Some say the best way to rob a bank is to own one. Then you can receive an excessive bonus and even make out fine with stock options during bailouts or bankruptcy via Chapter 11 reorganizations. It appears the best way to profit from college players is to administrate them. We can change that if there is the institutional will among the NCAA and its member institutions. Of course it is also possible to have federal campaign finance reform but that doesn’t mean it will happen.
The best shot may just be a fandom uprising like the woman who started a social media revolt causing Bank of America to retract its higher fees to customers for accessing their own money. But what are you going to do, boycott the games? We seem to love the school more than the people who play them. Are LSU students going to transfer to … ‘Bama? So it will be interesting to see whether LSU students and the Bayou community mount a protest to the governing board prior to upcoming final approval of the beer joint venture. I rather doubt it. Louisiana has been ranked the 5th largest beer consumption state in America. I would not be shocked if they loved there beer traditions more than they love the idea of player economic equity.
And will LSU voluntarily vote against its own economic interests? Will the NCAA make them? Since LSU cannot sell alcohol inside the stadium, the chancellor wants to profit from alcohol outside the stadium. LSU had over 90,000 people inside the stadium for each of its 6 home games this season. The one game they played in West Virginia where alcohol sales were allowed brought revenue of over $120,000, thoughBug Lights were sold out by halftime. The math is alluring. No. I should say the revenue is alluring.
If LSU’s board approves the deal, what semblance of fairness is left to its amateurism principles? The justification for preventing professionalism of players is the nonprofit status of educational institutions. The endeavor of educating students is not supposed to be profit first, educate students as a byproduct. And because of that hallowed environment, the players, too, are not allowed to profit since they too are in school for education, not to be current professionals — i.e. profit-first individuals while in school. So it seems to me amateurism at bottom is tied to the non-profit nature of educational institutions. The more the institution profits at the expense of the players the less justification it has to prevent profits to those players. So if a school profits from a player’s nickname, and what’s worse, does so by fostering and profiting from booze among students, it loses its moral high ground. It would seem to me to be a hypocritical one-sided standard for the school to bend the purist standard for itself but not the students who they profess are the reason the school exists.

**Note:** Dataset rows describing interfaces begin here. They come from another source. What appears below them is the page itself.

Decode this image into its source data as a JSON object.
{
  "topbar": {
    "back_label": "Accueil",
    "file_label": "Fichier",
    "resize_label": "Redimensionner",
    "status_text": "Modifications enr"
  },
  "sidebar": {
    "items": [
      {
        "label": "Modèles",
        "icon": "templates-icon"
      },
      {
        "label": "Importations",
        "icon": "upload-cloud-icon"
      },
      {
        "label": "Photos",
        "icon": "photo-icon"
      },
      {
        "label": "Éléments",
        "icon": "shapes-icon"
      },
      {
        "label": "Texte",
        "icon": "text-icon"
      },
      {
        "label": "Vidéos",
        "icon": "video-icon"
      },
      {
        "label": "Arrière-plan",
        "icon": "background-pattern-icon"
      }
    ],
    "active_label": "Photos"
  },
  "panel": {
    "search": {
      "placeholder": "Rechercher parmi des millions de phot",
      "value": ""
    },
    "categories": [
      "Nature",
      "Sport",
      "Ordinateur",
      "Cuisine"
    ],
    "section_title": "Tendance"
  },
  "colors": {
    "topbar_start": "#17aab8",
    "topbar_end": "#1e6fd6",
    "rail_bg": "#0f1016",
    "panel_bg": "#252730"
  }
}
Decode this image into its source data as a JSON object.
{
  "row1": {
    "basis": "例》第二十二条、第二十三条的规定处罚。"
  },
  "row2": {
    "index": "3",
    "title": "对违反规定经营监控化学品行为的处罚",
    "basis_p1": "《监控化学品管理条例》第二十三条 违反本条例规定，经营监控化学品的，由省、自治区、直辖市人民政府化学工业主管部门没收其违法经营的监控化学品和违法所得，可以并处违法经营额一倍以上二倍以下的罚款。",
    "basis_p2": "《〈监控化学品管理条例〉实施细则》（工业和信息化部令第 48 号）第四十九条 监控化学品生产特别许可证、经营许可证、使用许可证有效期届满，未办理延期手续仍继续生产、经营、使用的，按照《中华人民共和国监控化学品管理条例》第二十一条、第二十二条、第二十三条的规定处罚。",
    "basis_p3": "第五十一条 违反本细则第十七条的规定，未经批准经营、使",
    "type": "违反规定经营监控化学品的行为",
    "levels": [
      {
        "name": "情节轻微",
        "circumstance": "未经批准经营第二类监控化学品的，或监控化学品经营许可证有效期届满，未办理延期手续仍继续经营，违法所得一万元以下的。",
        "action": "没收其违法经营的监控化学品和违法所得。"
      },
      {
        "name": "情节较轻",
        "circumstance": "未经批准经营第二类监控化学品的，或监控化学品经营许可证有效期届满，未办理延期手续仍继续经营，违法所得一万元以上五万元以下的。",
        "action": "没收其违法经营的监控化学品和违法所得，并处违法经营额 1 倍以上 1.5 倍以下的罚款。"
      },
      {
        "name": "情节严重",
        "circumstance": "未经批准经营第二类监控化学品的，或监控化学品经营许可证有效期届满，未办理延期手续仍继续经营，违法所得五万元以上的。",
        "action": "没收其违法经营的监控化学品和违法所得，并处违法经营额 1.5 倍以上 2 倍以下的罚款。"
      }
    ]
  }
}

Roger M. Groves is a professor of law at Florida Coastal School of Law and Director of the Center for Sports and Social Entrepreneurship. Follow him at Twitter@rgroveslaw and http://center4players.com